[Figure 15] The elusive love interest

The Object of Desire

The third category for character number two is the person waiting on the other side of the conflict the kidnapped princess, the injured father trapped in a mineshaft, or the elusive love interest (see Figure 15). The protagonist must reach, obtain, entice or rescue this character in order for them to live happily ever after.

Keep in mind that protagonists and secondary characters do not necessarily remain static in their classifications. Villains can become partners (my dog, Butch). Partners can turn out to be villains (Denzel Washington in Training Day). Mentors might become partners (The Wedding Planner). Heroes can fall (Anakin Skywalker), and villains sometimes heroically save the day (Darth Vader).

Character Type 3: Supporting Roles

Very often, stories will contain secondary characters who assist or impede the conflict resolution, but not at the same level of significance as the partner or the villain. The archetypal mentor is one such character, as are the seven dwarves, the trusted canine companion, the wacky neighbor or the enemy's henchman. If your main character is a villain, his victims can probably be appropriately classified as supporting roles. If one of them happens to escape or perhaps defeat your villainous main character, the former victim might indeed graduate to the role of a full-fledged antagonist, even though he will probably be seen as the good guy.

Character Type 4: Minor Characters

Sometimes a few additional characters crop up to sell weaponry, offer brief advice, guard the castle gates, or serve cocktails. These minor roles usually have limited screen time and only marginally assist or temporarily impede the plot's progression or the protagonist's quest. Often they appear to simply give the hero an opportunity to demonstrate a character trait as a result of their interaction.

Character Type 5: Extras

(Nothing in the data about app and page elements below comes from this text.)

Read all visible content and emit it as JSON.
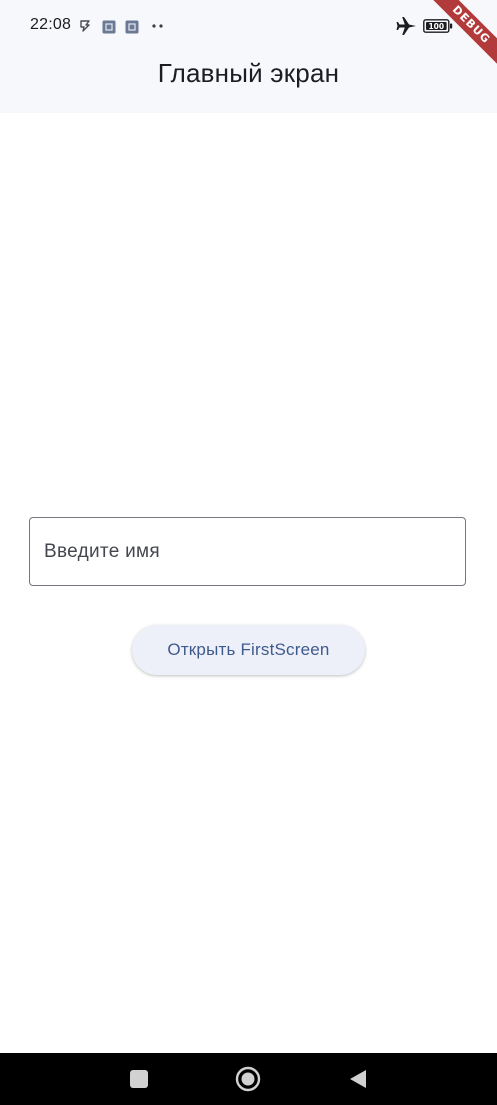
{
  "status_bar": {
    "time": "22:08",
    "icons": [
      "usb-icon",
      "notification-icon",
      "notification-icon",
      "more-dots-icon",
      "airplane-mode-icon",
      "battery-icon"
    ],
    "battery_level": "100"
  },
  "debug_banner": {
    "label": "DEBUG"
  },
  "app_bar": {
    "title": "Главный экран"
  },
  "name_input": {
    "placeholder": "Введите имя",
    "value": ""
  },
  "open_button": {
    "label": "Открыть FirstScreen"
  },
  "nav_bar": {
    "buttons": [
      "recents-square-icon",
      "home-circle-icon",
      "back-triangle-icon"
    ]
  },
  "colors": {
    "app_bar_background": "#f7f8fc",
    "button_background": "#eef0f9",
    "button_text": "#3e5a8c",
    "field_border": "#74777f",
    "debug_ribbon": "#b33a3a",
    "nav_bar_background": "#000000"
  }
}
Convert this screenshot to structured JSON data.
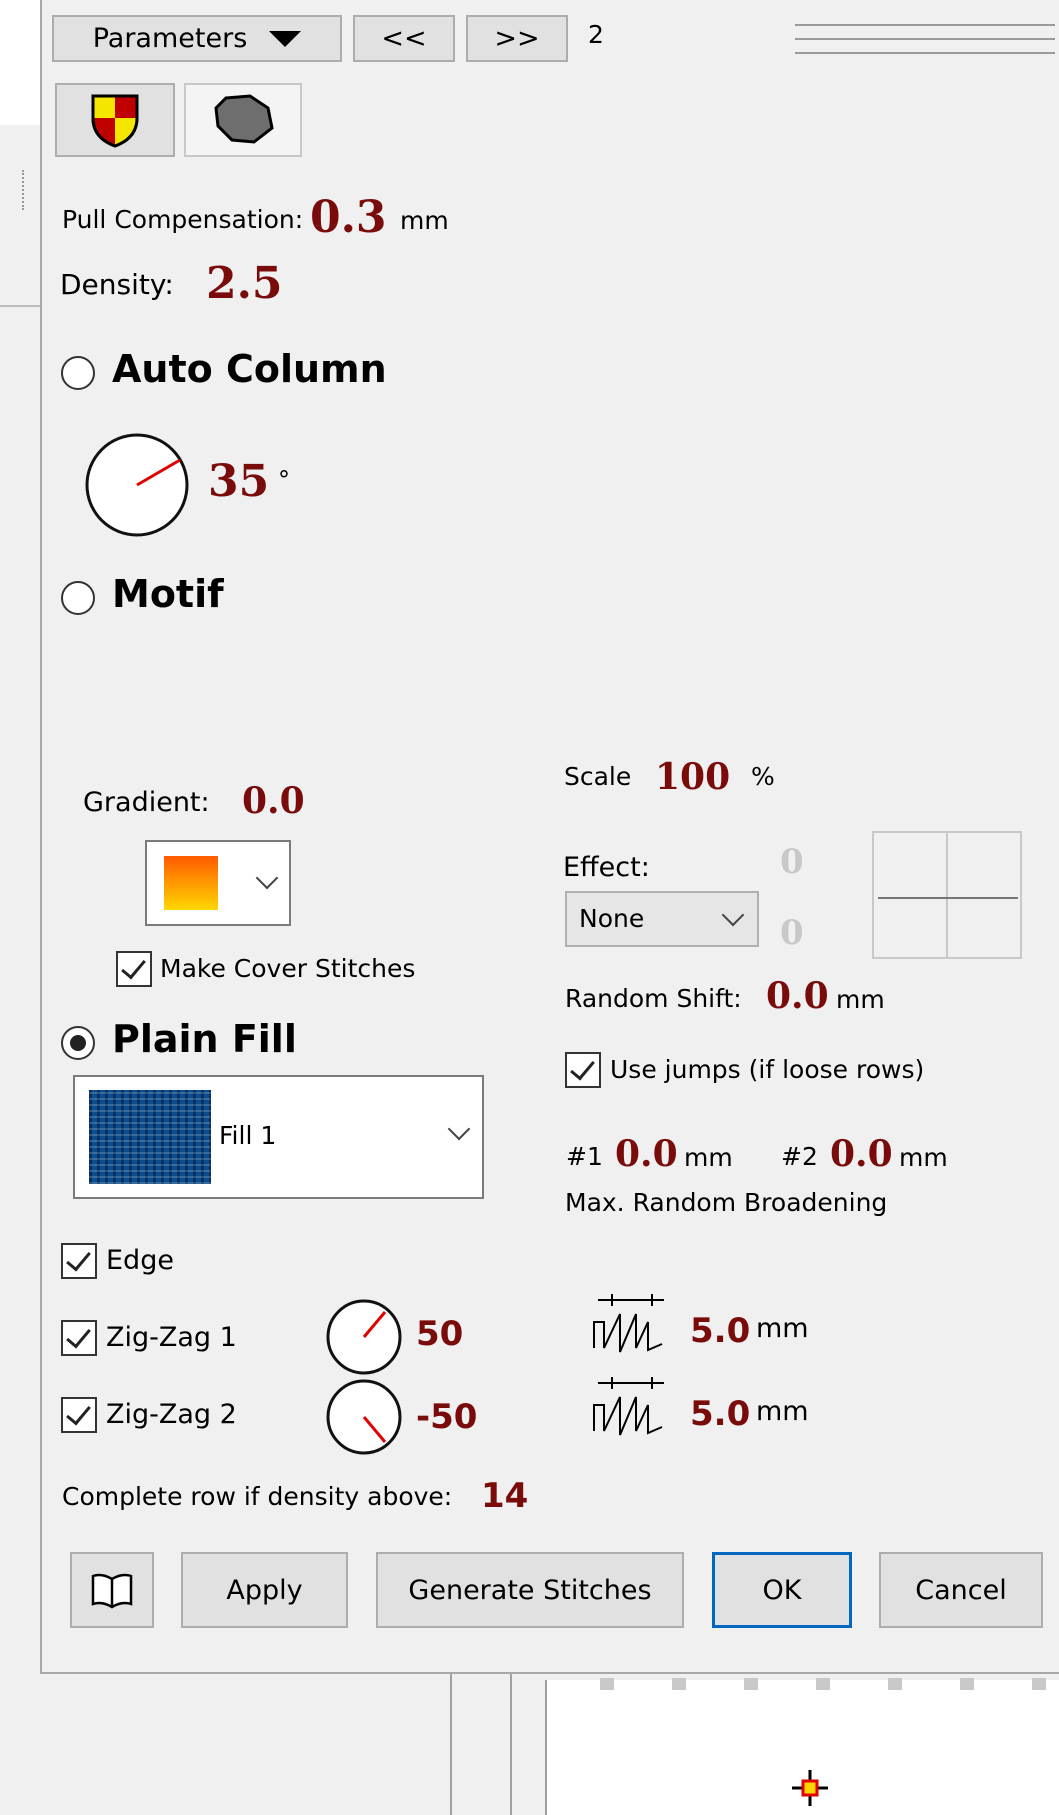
{
  "toolbar": {
    "parameters_label": "Parameters",
    "prev_label": "<<",
    "next_label": ">>",
    "page_number": "2"
  },
  "pull_compensation": {
    "label": "Pull Compensation:",
    "value": "0.3",
    "unit": "mm"
  },
  "density": {
    "label": "Density:",
    "value": "2.5"
  },
  "auto_column": {
    "label": "Auto Column",
    "angle": "35",
    "unit": "°",
    "selected": false
  },
  "motif": {
    "label": "Motif",
    "selected": false
  },
  "gradient": {
    "label": "Gradient:",
    "value": "0.0"
  },
  "scale": {
    "label": "Scale",
    "value": "100",
    "unit": "%"
  },
  "effect": {
    "label": "Effect:",
    "selected": "None",
    "value1": "0",
    "value2": "0"
  },
  "make_cover_stitches": {
    "label": "Make Cover Stitches",
    "checked": true
  },
  "random_shift": {
    "label": "Random Shift:",
    "value": "0.0",
    "unit": "mm"
  },
  "plain_fill": {
    "label": "Plain Fill",
    "selected": true,
    "fill_name": "Fill 1"
  },
  "use_jumps": {
    "label": "Use jumps (if loose rows)",
    "checked": true
  },
  "broadening": {
    "label1": "#1",
    "value1": "0.0",
    "unit1": "mm",
    "label2": "#2",
    "value2": "0.0",
    "unit2": "mm",
    "caption": "Max. Random Broadening"
  },
  "edge": {
    "label": "Edge",
    "checked": true
  },
  "zigzag1": {
    "label": "Zig-Zag 1",
    "checked": true,
    "angle": "50",
    "width": "5.0",
    "unit": "mm"
  },
  "zigzag2": {
    "label": "Zig-Zag 2",
    "checked": true,
    "angle": "-50",
    "width": "5.0",
    "unit": "mm"
  },
  "complete_row": {
    "label": "Complete row if density above:",
    "value": "14"
  },
  "buttons": {
    "apply": "Apply",
    "generate": "Generate Stitches",
    "ok": "OK",
    "cancel": "Cancel"
  },
  "colors": {
    "value": "#7a0b0b",
    "fill_pattern": "#2a7fb0",
    "ok_border": "#0067c0"
  }
}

Characters who merely exist as background noise or perhaps as minor obstacles are often included for realism and detail. Extras typically do not speak or directly interact with the main characters.

To get a copy of the book, check out Inspired 3D Short Film Production by Jeremy Cantor and Pepe Valencia; series edited by Kyle Clark and Michael Ford: Premier Press, 2004. 470 pages with illustrations. ISBN 1-59200-117-3 ($59.99). Read more about the Inspired series and check back to VFXWorld frequently to read new excerpts.

Authors Jeremy Cantor and Pepe Valencia.

Jeremy Cantor, animation supervisor at Sony Pictures Imageworks, has been working far too many hours a week as a character/creature animator and supervisor in the feature film industry for the past decade or so at both Imageworks and Tippett Studio in Berkeley, California. His film credits include Harry Potter, Evolution, Hollow Man, My Favorite Martian and Starship Troopers. For more information, go to

Pepe Valencia has been at Sony Pictures Imageworks since 1996. In addition to working as an animation supervisor on the feature film Peter Pan, his credits include Early Bloomer, Charlie's Angels: Full Throttle, Stuart Little 2, Harry Potter and the Sorcerer's Stone, Stuart Little, Hollow Man, Godzilla and Starship Troopers. For more information, go to his Webpage at